There’s this weird phenomenon we all tend to have with RPGs where anything in the future is seen as limitless and unrestrained. Anything could happen! We aren’t tethered to the planes of reality; the story is ours and ours alone. But as soon as something does happen it becomes this unshakeable and immovable constant. We must not touch the past. That doesn’t have to be true. It’s important to not mess too much with the past or your actions in the present might as well be worthless – but if some side character you all hate is too important to let go of? If your character did something last session that makes absolutely no sense in the story? If you just made a mistake? Get rid of it! Forget it ever happened! Change it forever! Why not? Actions should have consequences, sure. But in no other medium are you expected to tell a perfect story without a single edit. Allow yourself the privilege of tidying up.

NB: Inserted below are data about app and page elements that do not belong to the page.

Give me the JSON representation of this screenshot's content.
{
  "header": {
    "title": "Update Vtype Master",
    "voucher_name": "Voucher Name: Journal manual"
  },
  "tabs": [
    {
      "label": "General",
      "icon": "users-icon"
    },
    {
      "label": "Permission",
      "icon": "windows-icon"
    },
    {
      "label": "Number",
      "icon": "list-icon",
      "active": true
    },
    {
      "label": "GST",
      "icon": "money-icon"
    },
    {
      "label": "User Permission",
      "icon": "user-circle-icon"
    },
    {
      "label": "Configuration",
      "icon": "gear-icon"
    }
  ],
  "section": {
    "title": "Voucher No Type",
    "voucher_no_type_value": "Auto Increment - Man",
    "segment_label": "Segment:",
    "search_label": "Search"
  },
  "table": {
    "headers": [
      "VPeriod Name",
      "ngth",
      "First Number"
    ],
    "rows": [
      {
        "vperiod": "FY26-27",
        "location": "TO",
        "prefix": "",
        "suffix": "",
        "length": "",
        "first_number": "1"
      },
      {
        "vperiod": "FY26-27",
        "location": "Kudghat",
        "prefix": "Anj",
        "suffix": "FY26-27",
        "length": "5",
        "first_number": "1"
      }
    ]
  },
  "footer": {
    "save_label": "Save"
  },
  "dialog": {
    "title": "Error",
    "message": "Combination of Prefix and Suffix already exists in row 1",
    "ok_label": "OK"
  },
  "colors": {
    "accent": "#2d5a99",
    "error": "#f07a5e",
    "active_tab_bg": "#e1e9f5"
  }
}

Arguably one of the most recognizable aspects of Dungeons and Dragons that isn’t obvious to new players. Perhaps you have heard the terrified gasps after a player mentions, they rolled a “Nat 1.” Or someone talks about rolling a “Nat 20” and saving everyone’s rear. All actions in Dungeons and Dragons succeed or fail based on a number, whether opening a door or convincing a king, not to wage war. When a character attempts an action a D20 is cast- the number that it lands on is the “Natural” (or “nat”) number. Characters have abilities that either aid or hinder their success by adding or subtracting from the natural number. Criticals, however, are either an automatic and brutal failure (nat 1) or a blindingly cool success (nat 20). Some abilities can change this fate such as Luck or Advantage. Typically, criticals lead to the most memorable moments in a campaign.

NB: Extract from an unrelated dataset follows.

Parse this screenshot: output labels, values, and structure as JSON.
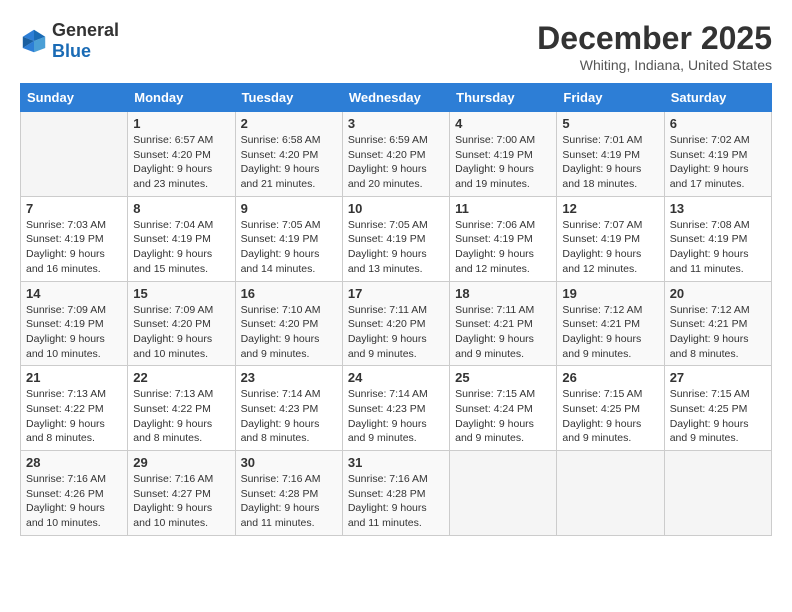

Taking on the mantle of dungeon master can be highly intimidating for D&D beginners and first-time roleplayers. Creating a world, filling it with interesting characters and providing an engaging story for your players that reacts to their decisions – not to mention remembering the various rules required – is a lot to take on if you’re new to the hobby. But learning to DM, GM or whatever two-letter acronym your tabletop RPG of choice throws at you doesn’t need to be quite so daunting. There are some top DM tips that can make your life easier, as well as ultimately providing a better experience for both you and your players, letting you tell the stories you want to.

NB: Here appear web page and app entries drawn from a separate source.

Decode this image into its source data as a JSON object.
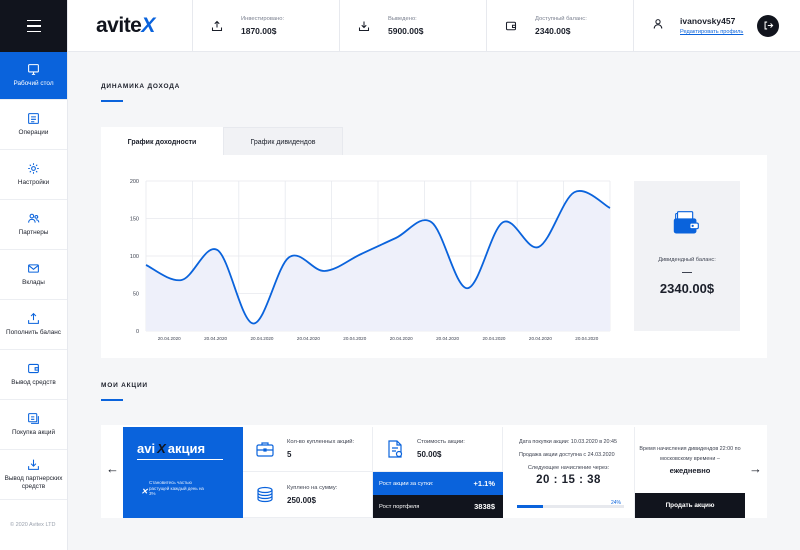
{
  "sidebar": {
    "items": [
      {
        "label": "Рабочий стол",
        "icon": "desktop-icon"
      },
      {
        "label": "Операции",
        "icon": "list-icon"
      },
      {
        "label": "Настройки",
        "icon": "gear-icon"
      },
      {
        "label": "Партнеры",
        "icon": "partners-icon"
      },
      {
        "label": "Вклады",
        "icon": "mail-icon"
      },
      {
        "label": "Пополнить баланс",
        "icon": "upload-icon"
      },
      {
        "label": "Вывод средств",
        "icon": "wallet-icon"
      },
      {
        "label": "Покупка акций",
        "icon": "shares-icon"
      },
      {
        "label": "Вывод партнерских средств",
        "icon": "download-icon"
      }
    ],
    "copyright": "© 2020 Avitex LTD"
  },
  "header": {
    "logo_main": "avite",
    "logo_accent": "X",
    "stats": [
      {
        "label": "Инвестировано:",
        "value": "1870.00$"
      },
      {
        "label": "Выведено:",
        "value": "5900.00$"
      },
      {
        "label": "Доступный баланс:",
        "value": "2340.00$"
      }
    ],
    "username": "ivanovsky457",
    "profile_link": "Редактировать профиль"
  },
  "income": {
    "title": "ДИНАМИКА ДОХОДА",
    "tabs": [
      "График доходности",
      "График дивидендов"
    ],
    "dividend_label": "Дивидендный баланс:",
    "dividend_value": "2340.00$"
  },
  "chart_data": {
    "type": "line",
    "ylim": [
      0,
      200
    ],
    "y_ticks": [
      "0",
      "50",
      "100",
      "150",
      "200"
    ],
    "x_ticks": [
      "20.04.2020",
      "20.04.2020",
      "20.04.2020",
      "20.04.2020",
      "20.04.2020",
      "20.04.2020",
      "20.04.2020",
      "20.04.2020",
      "20.04.2020",
      "20.04.2020"
    ],
    "series": [
      {
        "values": [
          88,
          68,
          108,
          10,
          98,
          80,
          102,
          124,
          145,
          57,
          145,
          112,
          185,
          164
        ]
      }
    ],
    "grid": true,
    "color": "#0a63dc"
  },
  "shares": {
    "title": "МОИ АКЦИИ",
    "banner_brand": "avi",
    "banner_x": "X",
    "banner_word": "акция",
    "banner_tag": "Становитесь частью растущей  каждый день на 3%",
    "count_label": "Кол-во купленных акций:",
    "count_value": "5",
    "cost_label": "Стоимость акции:",
    "cost_value": "50.00$",
    "bought_label": "Куплено на сумму:",
    "bought_value": "250.00$",
    "growth_day_label": "Рост акции за сутки:",
    "growth_day_value": "+1.1%",
    "growth_portfolio_label": "Рост портфеля",
    "growth_portfolio_value": "3838$",
    "purchase_date": "Дата покупки акции: 10.03.2020 в 20:45",
    "sale_date": "Продажа акции доступна с 24.03.2020",
    "next_label": "Следующее начисление через:",
    "timer": "20 : 15 : 38",
    "progress_text": "24%",
    "progress": 0.24,
    "accrual_text": "Время начисления дивидендов 22:00 по московскому времени –",
    "accrual_value": "ежедневно",
    "sell_button": "Продать акцию"
  }
}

Though it’s been around for decades now, new players today continue to flock to Dungeons & Dragons. Some love video games like The Elder Scrolls and want a game with even more freedom of choice. Meanwhile, others want to be a part of their own fantasy novel like Lord of the Rings. For some, especially those who aren’t used to roleplaying with others, it can seem a little intimidating at the start. There’s a lot involved in creating a character, and a lot of mechanics to learn and navigate. But for those who love RPGs and spending time with fellow fantasy nerds, there’s no need to fear. Every tabletop veteran starts somewhere. See extra info on https://dnds.store/.